In 1984, a Russian émigré named David Bogatin went shopping for apartments in New York City. The 38-year-old had arrived in America seven years before, with just $3 in his pocket. But for a former pilot in the Soviet Army—his specialty had been shooting down Americans over North Vietnam—he had clearly done quite well for himself. Bogatin wasn’t hunting for a place in Brighton Beach, the Brooklyn enclave known as “Little Odessa” for its large population of immigrants from the Soviet Union. Instead, he was fixated on the glitziest apartment building on Fifth Avenue, a gaudy, 58-story edifice with gold-plated fixtures and a pink-marble atrium: Trump Tower.

A monument to celebrity and conspicuous consumption, the tower was home to the likes of Johnny Carson, Steven Spielberg, and Sophia Loren. Its brash, 38-year-old developer was something of a tabloid celebrity himself. Donald Trump was just coming into his own as a serious player in Manhattan real estate, and Trump Tower was the crown jewel of his growing empire. From the day it opened, the building was a hit—all but a few dozen of its 263 units had sold in the first few months. But Bogatin wasn’t deterred by the limited availability or the sky-high prices. The Russian plunked down $6 million to buy not one or two, but five luxury condos.

Source: Trump’s Russian Laundromat | New Republic

Q&A: Garry Kasparov on the press and propaganda in Trump’s America – Columbia Journalism Review

Insightful commentary on Trump and the press from Russian democracy activist and chess legend Garry Kasparov.

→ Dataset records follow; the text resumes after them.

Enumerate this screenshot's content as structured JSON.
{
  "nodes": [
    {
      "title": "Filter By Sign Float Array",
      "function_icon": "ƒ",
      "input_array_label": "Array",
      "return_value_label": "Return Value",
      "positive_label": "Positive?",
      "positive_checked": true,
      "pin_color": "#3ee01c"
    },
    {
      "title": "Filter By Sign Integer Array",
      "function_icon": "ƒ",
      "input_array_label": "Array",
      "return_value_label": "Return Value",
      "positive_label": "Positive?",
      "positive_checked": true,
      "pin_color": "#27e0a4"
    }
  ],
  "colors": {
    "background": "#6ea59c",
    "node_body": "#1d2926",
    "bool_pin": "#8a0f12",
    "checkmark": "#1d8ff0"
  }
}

while all traditional politicians understand the importance of messaging and perception, they realize that avoiding substantive questions only leads to more of them. During the campaign, and during his presidency, Trump has attempted—with considerable success—to transcend that norm, as with so many others. He responds instead with counterattacks and bold statements and accusations, knowing they will get more attention than subsequent fact-checks. It’s one of many ways that Americans are learning from Trump that much of their democracy was run on the honor system, on agreed standards, not laws, and now there’s someone who isn’t going to play by those rules.

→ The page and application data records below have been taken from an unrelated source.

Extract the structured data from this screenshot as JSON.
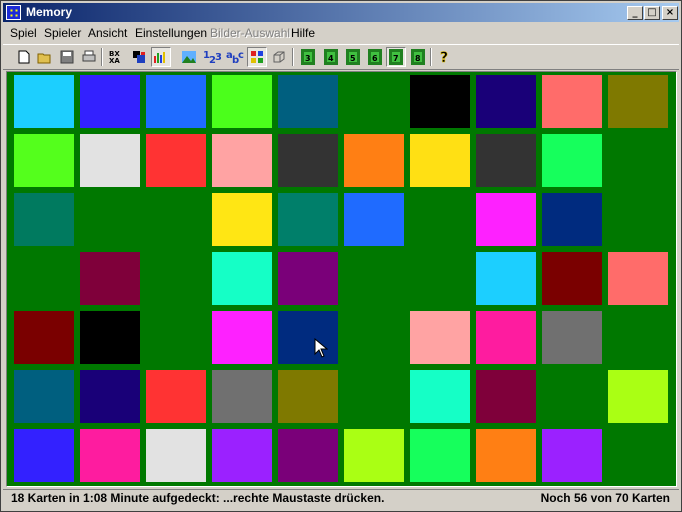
{
  "window": {
    "title": "Memory"
  },
  "menu": [
    {
      "label": "Spiel",
      "disabled": false
    },
    {
      "label": "Spieler",
      "disabled": false
    },
    {
      "label": "Ansicht",
      "disabled": false
    },
    {
      "label": "Einstellungen",
      "disabled": false
    },
    {
      "label": "Bilder-Auswahl",
      "disabled": true
    },
    {
      "label": "Hilfe",
      "disabled": false
    }
  ],
  "toolbar": {
    "buttons": [
      {
        "icon": "new-document-icon"
      },
      {
        "icon": "open-folder-icon"
      },
      {
        "icon": "save-disk-icon"
      },
      {
        "icon": "print-icon"
      },
      {
        "icon": "sort-letters-icon",
        "text": "BX"
      },
      {
        "icon": "colors-icon"
      },
      {
        "icon": "statistics-icon",
        "pressed": true
      },
      {
        "icon": "landscape-icon"
      },
      {
        "icon": "numbers-icon",
        "text": "123"
      },
      {
        "icon": "letters-icon",
        "text": "abc"
      },
      {
        "icon": "colored-squares-icon",
        "pressed": true
      },
      {
        "icon": "3d-cube-icon"
      },
      {
        "icon": "card-set-1-icon"
      },
      {
        "icon": "card-set-2-icon"
      },
      {
        "icon": "card-set-3-icon"
      },
      {
        "icon": "card-set-4-icon"
      },
      {
        "icon": "card-set-5-icon",
        "pressed": true
      },
      {
        "icon": "card-set-6-icon"
      },
      {
        "icon": "help-icon",
        "text": "?"
      }
    ]
  },
  "board": {
    "background": "#007800",
    "rows": [
      [
        "#1ccfff",
        "#3321ff",
        "#1f6bff",
        "#4bff1b",
        "#005f7f",
        null,
        "#000000",
        "#190078",
        "#ff6c6a",
        "#7f7900"
      ],
      [
        "#54ff1c",
        "#e2e2e2",
        "#ff3333",
        "#ffa3a3",
        "#333333",
        "#ff7f14",
        "#ffe014",
        "#333333",
        "#16ff5c",
        null
      ],
      [
        "#007a5f",
        null,
        null,
        "#ffe614",
        "#007f6a",
        "#1f6bff",
        null,
        "#fe21ff",
        "#002b7f",
        null
      ],
      [
        null,
        "#7f003a",
        null,
        "#15ffc6",
        "#7a0079",
        null,
        null,
        "#1ccfff",
        "#7a0000",
        "#ff6c6a"
      ],
      [
        "#7a0000",
        "#000000",
        null,
        "#fe21ff",
        "#002b7f",
        null,
        "#ffa3a3",
        "#fe1c9f",
        "#707070",
        null
      ],
      [
        "#005f7f",
        "#190078",
        "#ff3333",
        "#707070",
        "#7f7900",
        null,
        "#15ffc6",
        "#7f003a",
        null,
        "#aaff14"
      ],
      [
        "#3321ff",
        "#fe1c9f",
        "#e2e2e2",
        "#9b21ff",
        "#7a0079",
        "#aaff14",
        "#16ff5c",
        "#ff7f14",
        "#9b21ff",
        null
      ]
    ]
  },
  "status": {
    "left": "18 Karten in 1:08 Minute aufgedeckt: ...rechte Maustaste drücken.",
    "right": "Noch 56 von 70 Karten"
  }
}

Source: Q&A: Garry Kasparov on the press and propaganda in Trump’s America – Columbia Journalism Review

When Will Climate Change Make the Earth Too Hot For Humans?

Terrifying commentary on climate change.

It is, I promise, worse than you think. If your anxiety about global warming is dominated by fears of sea-level rise, you are barely scratching the surface of what terrors are possible, even within the lifetime of a teenager today. And yet the swelling seas — and the cities they will drown — have so dominated the picture of global warming, and so overwhelmed our capacity for climate panic, that they have occluded our perception of other threats, many much closer at hand. Rising oceans are bad, in fact very bad; but fleeing the coastline will not be enough.

Indeed, absent a significant adjustment to how billions of humans conduct their lives, parts of the Earth will likely become close to uninhabitable, and other parts horrifically inhospitable, as soon as the end of this century.

Source: When Will Climate Change Make the Earth Too Hot For Humans?